The sun is shining on Skye
Good fortune aplenty, the sun stayed with us on our family holiday to Skye for the entire week, so the children had no interest in the usual playthings (LeapPads/TV etc). There was plenty of fun to be had on the bikes, exploring the castle grounds on the Clan Donald estate and playing football.
An adventure into the wilderness
Our favourite adventure was the short walk from Armadale Pier to a vantage point overlooking a seal colony with tremendous views over to Knoydart, Scotland's last remaining wilderness. These simple pleasures brought back memories of the holidays I experienced as a child travelling up to Gairloch in Wester Ross.
Back to school
Holidays in Skye for those with young children don't need to come at great expense. We spent one afternoon making our way to Elgol on the southern tip of the island. It has a tiny primary school where the playground goes down to a beautiful stony beach. What a great place for a playground with views across to the Cuillins. The kids threw stones into the sea as we looked for eels and other 'beasties' under the rocks.
A cafe with views to die for
On the way back we stopped at the Blue Shed Cafe, a great wee place to enjoy some lovely homemade food and a well-earned cup of tea, not to mention the view across to the only isolated peak of the Black Cuillin, Bla Bheinn. The owners said that, on a fine day, it's not unusual to see a golden eagle from the tables outside.
Back to the mainland
We spent another lovely afternoon crossing the bridge back onto the mainland at the picture postcard town of Plockton where despite its latitude being north of Moscow, palm trees flourish even in late winter fed by the warming Gulf Stream. We bought buckets, spades and fishing nets at the local store and took a short walk to a beautiful white coral beach just outside the town for a well-earned picnic. It was a great place to watch for wildlife or just to admire the peaks of Skye from across the water.
Discovering the Garden of Skye
The southern coastal fringe of Sleat is so fertile and richly wooded that it has become known as the Garden of Skye. The views across to the mainland and the peaks of Knoydart are fabulous. But even they are surpassed by those of the Cuillin from the northern coast between Ord and Tarskavaig - a coastline blessed with several sandy beaches.
A walk on the (less) wild side
We spent a lovely afternoon walking this coastline where the mountainous island of Rhum and its smaller, flatter neighbour, Eigg, sparkle from across the water. We then enjoyed a delightful walk through Kinloch Forest where the views across the Sound of Sleat to the mainland are superb. Some friendly locals joined us offering the kids some old fishing nets and giving me some very welcome advice on pubs to visit to try the best local whiskys and real ales.
Time to go home

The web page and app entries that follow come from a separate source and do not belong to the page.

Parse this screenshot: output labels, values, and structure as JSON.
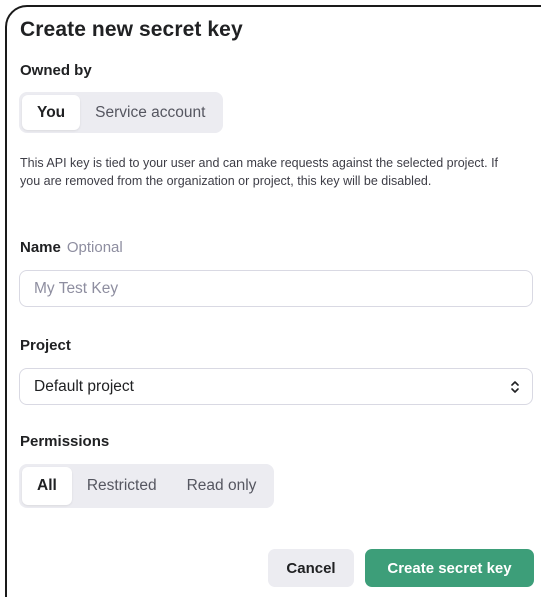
{
  "modal": {
    "title": "Create new secret key"
  },
  "owned_by": {
    "label": "Owned by",
    "options": [
      "You",
      "Service account"
    ],
    "selected": "You"
  },
  "description": "This API key is tied to your user and can make requests against the selected project. If you are removed from the organization or project, this key will be disabled.",
  "name_field": {
    "label": "Name",
    "hint": "Optional",
    "placeholder": "My Test Key",
    "value": ""
  },
  "project": {
    "label": "Project",
    "selected": "Default project"
  },
  "permissions": {
    "label": "Permissions",
    "options": [
      "All",
      "Restricted",
      "Read only"
    ],
    "selected": "All"
  },
  "actions": {
    "cancel_label": "Cancel",
    "create_label": "Create secret key"
  },
  "colors": {
    "accent": "#3d9e79",
    "segment_bg": "#ececf1",
    "border": "#d9d9e3"
  },
  "icons": {
    "project_select": "chevron-up-down-icon"
  }
}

On the final day of our holiday we caught the CalMac ferry from Amadale to Mallaig. A splendid 20-minute return ferry crossing offers spectacular views of neighbouring islands Eigg and Rhum.
Building castles made of sand
On arrival at Mallaig we had a picnic on the sparkling white silver sands of Morar where the kids were able to paddle in the crystal clear water and build castles on the sand. From there we travelled further down past Camusdarach beach and arrived at Arisaig, where the delightful harbour offers warm shelter from the wind and stunning views again over to Eigg.
Thanks to Scottish Landscape Photographer Mark Leitch for writing this blog about his holiday to Skye.
Mark Leitch, 37, from Glasgow, is an aspiring Landscape Photographer with a love of travelling around Scotland capturing the beauty of the natural landscape.
His new website www.markleitchphotography.co.uk will be live in a few weeks showcasing the best of his work. In the meantime please follow his twitter account: @mar_k037 and look at his images on Instagram: @marcus010.
(Views expressed do not represent CalMac Ferries Ltd)
All images are copyright ©Mark Leitch Photography.